There aren’t many places like it in our changing little town anymore-familiar haunts, restaurants where they know you at the door. “I love that feeling,” said Jill Shalhoob, doyenne of Jill’s Place, also known as Shalhoob’s (either is right): “When people come here, we call them by their name. They get a hug at the door, because they know us and we know them. I give great hugs.”
In some ways, Jill’s Place is just an unassuming mid-range steak house, like Carl’s was on Upper State Street 25 years ago. You’re less likely to have diner’s remorse here, where $20 steaks get all the trimmings in a world where most beefy emporiums run closer to $30 for flesh alone. Here, garlic bread’s on the table and there’s a nice long bar with the game on. But Jill’s is something more than beef, booze, and ballgames.
On Friday nights, you’ll likely see activist progressives Dick and Mickey Flacks rub shoulders with Ensemble Theater publicist Jim Breen schmoozing up the bar; young people on first dates; couples who come in three nights a week. Besides, Jill’s Place is in one of those corners of town that seems simmered in an older Santa Barbara, next door to a drive-in key shop and down the street from the Historical Museum in the shadow of the old town my parents pub-crawled. And somehow it’s even better because Jill opened Jill’s Place all of six years ago. For an old haunt, it’s very young.
“Hard to imagine, but the anniversary is this month,” she said. “It sure caught on fast.”

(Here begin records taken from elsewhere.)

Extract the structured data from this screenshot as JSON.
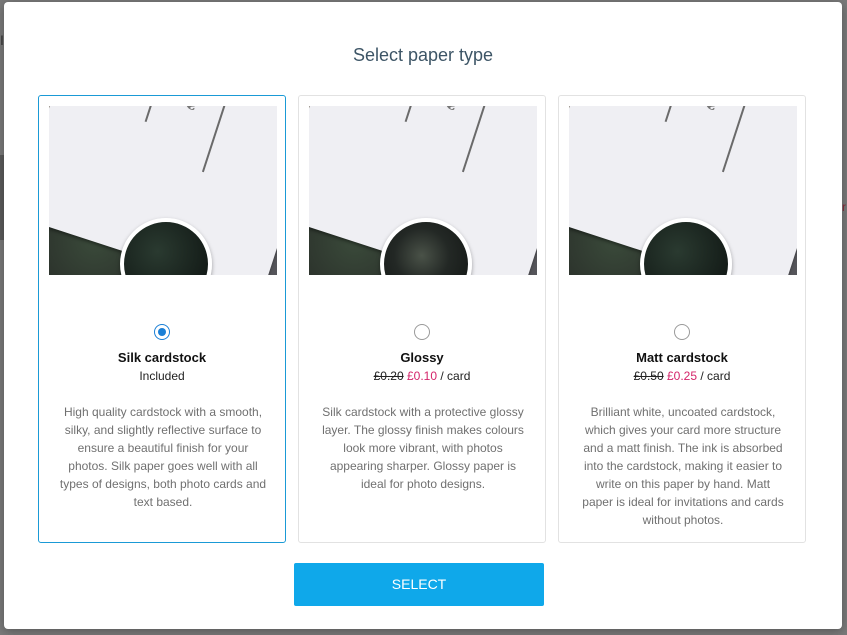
{
  "modal": {
    "title": "Select paper type",
    "select_label": "SELECT"
  },
  "options": [
    {
      "name": "Silk cardstock",
      "price_text": "Included",
      "old_price": "",
      "new_price": "",
      "unit": "",
      "selected": true,
      "description": "High quality cardstock with a smooth, silky, and slightly reflective surface to ensure a beautiful finish for your photos. Silk paper goes well with all types of designs, both photo cards and text based."
    },
    {
      "name": "Glossy",
      "price_text": "",
      "old_price": "£0.20",
      "new_price": "£0.10",
      "unit": "/ card",
      "selected": false,
      "description": "Silk cardstock with a protective glossy layer. The glossy finish makes colours look more vibrant, with photos appearing sharper. Glossy paper is ideal for photo designs."
    },
    {
      "name": "Matt cardstock",
      "price_text": "",
      "old_price": "£0.50",
      "new_price": "£0.25",
      "unit": "/ card",
      "selected": false,
      "description": "Brilliant white, uncoated cardstock, which gives your card more structure and a matt finish. The ink is absorbed into the cardstock, making it easier to write on this paper by hand. Matt paper is ideal for invitations and cards without photos."
    }
  ],
  "colors": {
    "accent": "#0fa8ea",
    "selected_border": "#1a9ad6",
    "sale_price": "#d4246a"
  }
}
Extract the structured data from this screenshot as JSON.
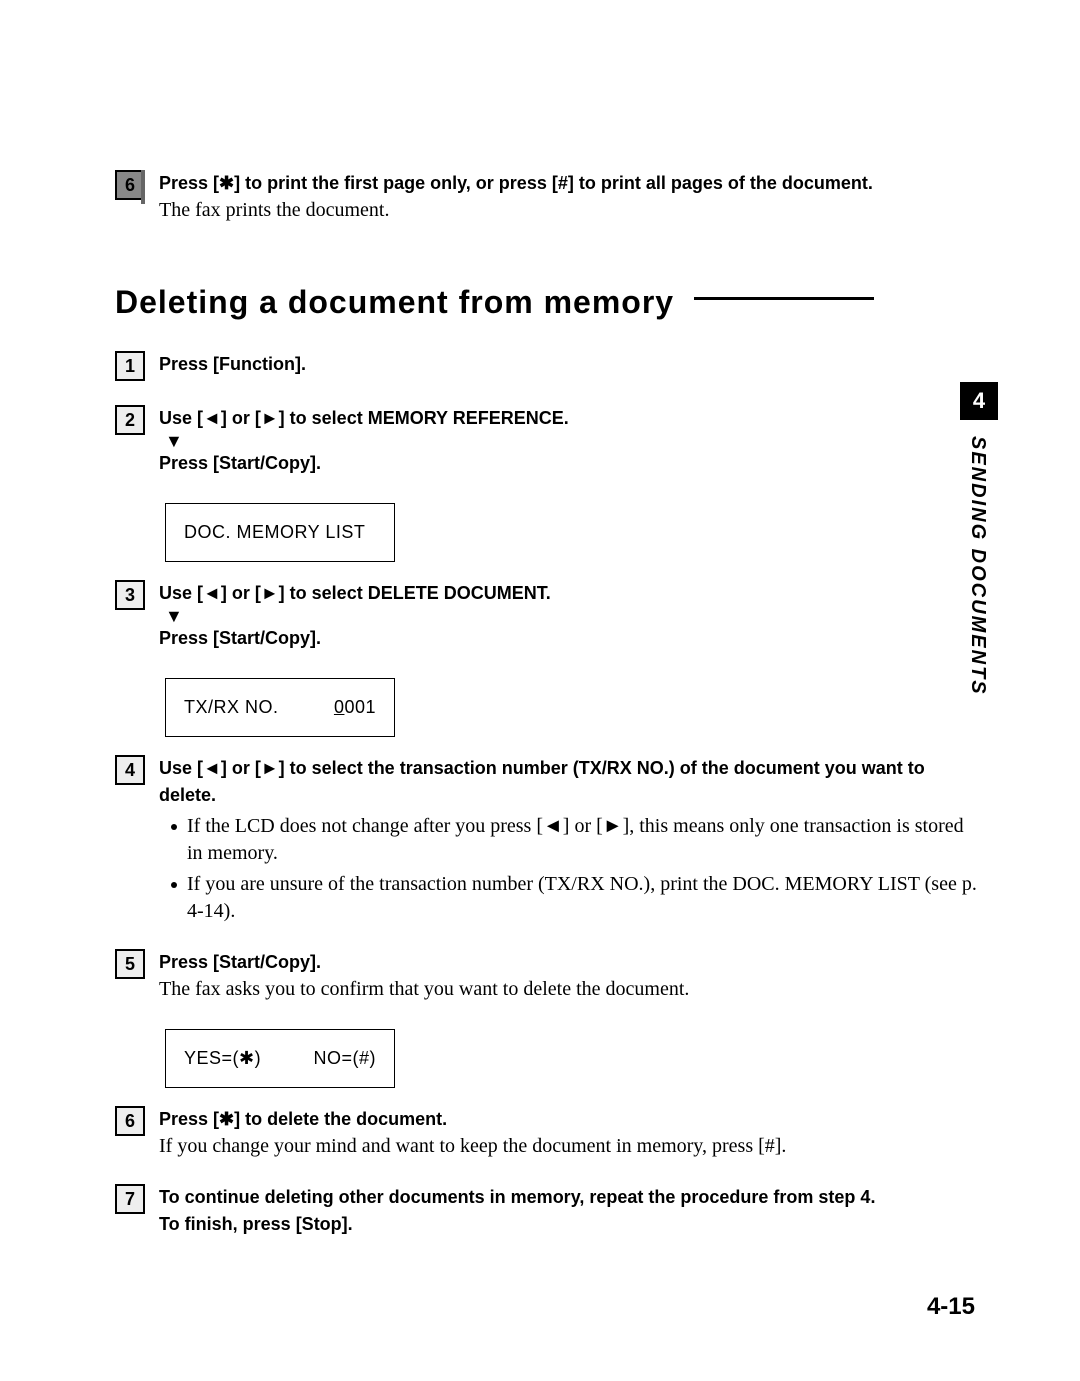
{
  "topStep": {
    "num": "6",
    "boldA": "Press [",
    "starA": "✱",
    "boldB": "] to print the first page only, or press [#] to print all pages of the document.",
    "desc": "The fax prints the document."
  },
  "heading": "Deleting a document from memory",
  "steps": {
    "s1": {
      "num": "1",
      "text": "Press [Function]."
    },
    "s2": {
      "num": "2",
      "line1a": "Use [",
      "left": "◄",
      "line1b": "] or [",
      "right": "►",
      "line1c": "] to select MEMORY REFERENCE.",
      "line2": "Press [Start/Copy].",
      "lcd": "DOC. MEMORY LIST"
    },
    "s3": {
      "num": "3",
      "line1a": "Use [",
      "left": "◄",
      "line1b": "] or [",
      "right": "►",
      "line1c": "]  to select DELETE DOCUMENT.",
      "line2": "Press [Start/Copy].",
      "lcdL": "TX/RX NO.",
      "lcdR0": "0",
      "lcdR1": "001"
    },
    "s4": {
      "num": "4",
      "line1a": "Use [",
      "left": "◄",
      "line1b": "] or [",
      "right": "►",
      "line1c": "]  to select the transaction number (TX/RX NO.) of the document you want to delete.",
      "b1a": "If the LCD does not change after you press [",
      "b1left": "◄",
      "b1b": "] or [",
      "b1right": "►",
      "b1c": "], this means only one transaction is stored in memory.",
      "b2": "If you are unsure of the transaction number (TX/RX NO.), print the DOC. MEMORY LIST (see p. 4-14)."
    },
    "s5": {
      "num": "5",
      "bold": "Press [Start/Copy].",
      "desc": "The fax asks you to confirm that you want to delete the document.",
      "lcdL": "YES=(✱)",
      "lcdR": "NO=(#)"
    },
    "s6": {
      "num": "6",
      "boldA": "Press [",
      "star": "✱",
      "boldB": "] to delete the document.",
      "desc": "If you change your mind and want to keep the document in memory, press [#]."
    },
    "s7": {
      "num": "7",
      "line1": "To continue deleting other documents in memory, repeat the procedure from step 4.",
      "line2": "To finish, press [Stop]."
    }
  },
  "tab": {
    "num": "4",
    "label": "SENDING DOCUMENTS"
  },
  "pageNum": "4-15"
}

The familiarity is earned nonetheless. “I’m third generation Santa Barbaran,” explained Jill, a warm, olive-skinned woman who seems relaxed yet capable of intense application. In the era before the freeway went through, Jill was working at Cantwell’s trying to avoid the family business-wholesale and retail meat-when her father asked if she wanted to start a deli in a building he owned. “And I go, ‘Okay'” she laughed. That was two decades ago, and she’s rarely had time off since. And if that wasn’t bad enough, six years ago she decided to add steakhouse dining to her busy breakfast and lunchroom.
The Shalhoob name goes back a mite longer. Jill’s great-grandfather came from Lebanon in 19-oh-something to be the priest at the Greek Orthodox Church. But it was grandfather Jimmy who many still remember. He ran a shoeshine business and was really an obsessive wheeler-dealer but then died suddenly at 85 “while yelling about something on the phone,” Jill said. “Probably a deal.” He was legendarily famous for riding his horse into Joe’s, and rode in every Fiesta Parade. “We thought it was Grandpa’s parade,” Jill joked.
Her father Jerry Shalhoob started the meat business in 1973 where Jill’s Place is today. A veteran of meat counters in forgotten places like Kelly’s Corner, the Jordano’s grocery chain, and M&F Packing, Jerry opened a business that caught on pretty fast too, going from a little store front on Santa Barbara Street to 23 butchers working full time. They soon moved to the big facility on Gray Avenue where they are today, leaving the littler Shalhoob’s to a man who sold tri-tip sandwiches for four years, then suddenly shut down.
Jill ran it as a deli until, one fateful day after a spell of antsiness, she called up her father and brother. After nervously blurting out her dreams to add a steakhouse, vaguely modeled on the Arnoldi’s many of us remember as kids here, her father and her brother looked at each other and smiled. They liked the whole idea of it. “After that, a lot of stuff fell into place,” said Jill, including the liquor license that she inherited from the former owner of the Old Town Restaurant and a friend of her papa.
Shalhoob’s is obviously well-poised to feature steaks (guess where she buys meat), though the burger and chicken are big sellers too. The fatty and flavorful Santa Barbara sirloin is my favorite, though Jill suggests that the aged New York cut enjoys an edge in the popularity contest. Meals usually begin with a pea soup included in the price, as are salad, crisp vegetables, and a choice of carbohydrate (such as a baked potato). Most every cut gets a salty rub and comes with deeply-flavored sauces, from peppercorn to bourbon.
Maybe it isn’t Lucky’s, but it’s more similar than you might imagine. Instead of movie stars, tourists, and moguls, it’s a room full of our city, your friends, all year round. “What I like is looking around and seeing all the diversity,” said Jill as we watched the Lakers sag through a game in her newly expanded dining room. “The menu doesn’t change, we don’t do specials except at holidays, and we’ve held steady since we first opened. I have to brag about it. We have 96 seats and they’re usually full.”
Jill’s Place is located at 632 Santa Barbara Street and is open every day but Sunday from 8 a.m. to 3 p.m. for breakfast and lunch, and from 5 p.m. on for dinner. See shalhoobs.com.